For her presentation, “Leptin: integrator of immune response and regeneration,” Reeve will » More …

Seeding big-picture, interdisciplinary research

A detail of a classic Mayan polychrome vessel depicting a deer hunt.With support from Interdisciplinary Research and Innovation Seed (IRIS) grants, CAS faculty and graduate students in diverse areas are combining forces with colleagues across the university to tackle critical questions by integrating knowledge in a wide array of fields—criminology, biology, English, medicine, archaeology, nursing, and more.

“The IRIS grant program supports faculty efforts to build collaborative relationships and advance our interdisciplinary creative activities, scholarship, and » More …

DTC senior selected for Pollart Scholarship

Aracely Mendoza.One of the 2019 Pollart Scholarships for Excellence in the Arts and Humanities has been awarded to senior Aracely Mendoza.

“The scholarship is meant to highlight the work of students that are crossing boundaries and doing innovative things that show the way that arts and humanities will move forward,” said Todd Butler, director of the WSU Center for Arts and Humanities and associate dean of faculty for the College » More …

Veterans preserve history

five people in a room full of archive boxesThe cool, high-ceiling basement room in College Hall is furnished in Spartan fashion. On this summer day it’s library quiet, but not by tradition or rule. It’s the natural product of deep concentration, as the lab’s three curation technicians, all student veterans, work their way through a collection of ancient artifacts.

At a cluster of mismatched tables in the center of the room, senior Chris Sison carefully examines a tray of artifacts, occasionally consulting a set of printed cards or making a note in » More …

Dr. Universe: Why do we have eyebrows?

Illustration of Dr. Universe looking at a hair follicle. Humans have hair on their heads, arms, and even the face. If you feel your face, you might feel some small, fuzzy hairs on your cheeks and forehead. But the hair of your eyebrows is usually a bit thicker.

I asked my friend Mark Mansperger why we have eyebrows. He’s an anthropologist at Washington State University Tri-Cities.

Eyebrows appear to serve two main purposes, he said.

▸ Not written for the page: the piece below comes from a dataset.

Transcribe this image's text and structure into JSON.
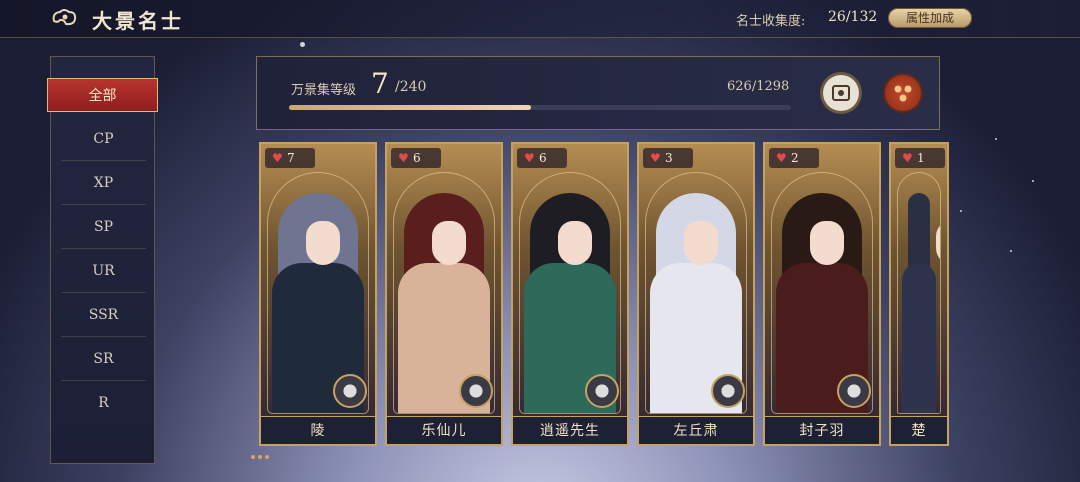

One of the purposes of eyebrows is to keep » More …

Women faculty share career journeys

A panel of women at a table with microphones.Faculty in sociology, criminal justice, and anthropology shared personal stories about their career experiences during the Association for Faculty Women (AFW) Pathways to Leadership event in early November.

The event was designed to illustrate different leadership pathways and gave both attendees and panelists an opportunity to » More …

Exhibit explains significance of ancient tattoo tool

mueseum exhibitThe discovery of the oldest tattooing artifact in western North America earned a WSU PhD student international acclaim from the likes of National Geographic, the Smithsonian, and the New York Times.

Now, faculty, staff, and students will have the opportunity to learn firsthand about the ancient implement and the Ancestral Pueblo people of Southeastern Utah who made it. » More …

Who dominates the discourse of the past?

Shannon Tushingham and Tiffany Fulkerson.WSU researchers Tiffany Fulkerson and Shannon Tushingham set out to determine how a rapidly evolving demographic and professional landscape is influencing the production and dissemination of knowledge in American archaeology.

Their study, published in American Antiquity in July, found that women, who now make up half of all archaeologists in North America, and professionals working outside of a university setting » More …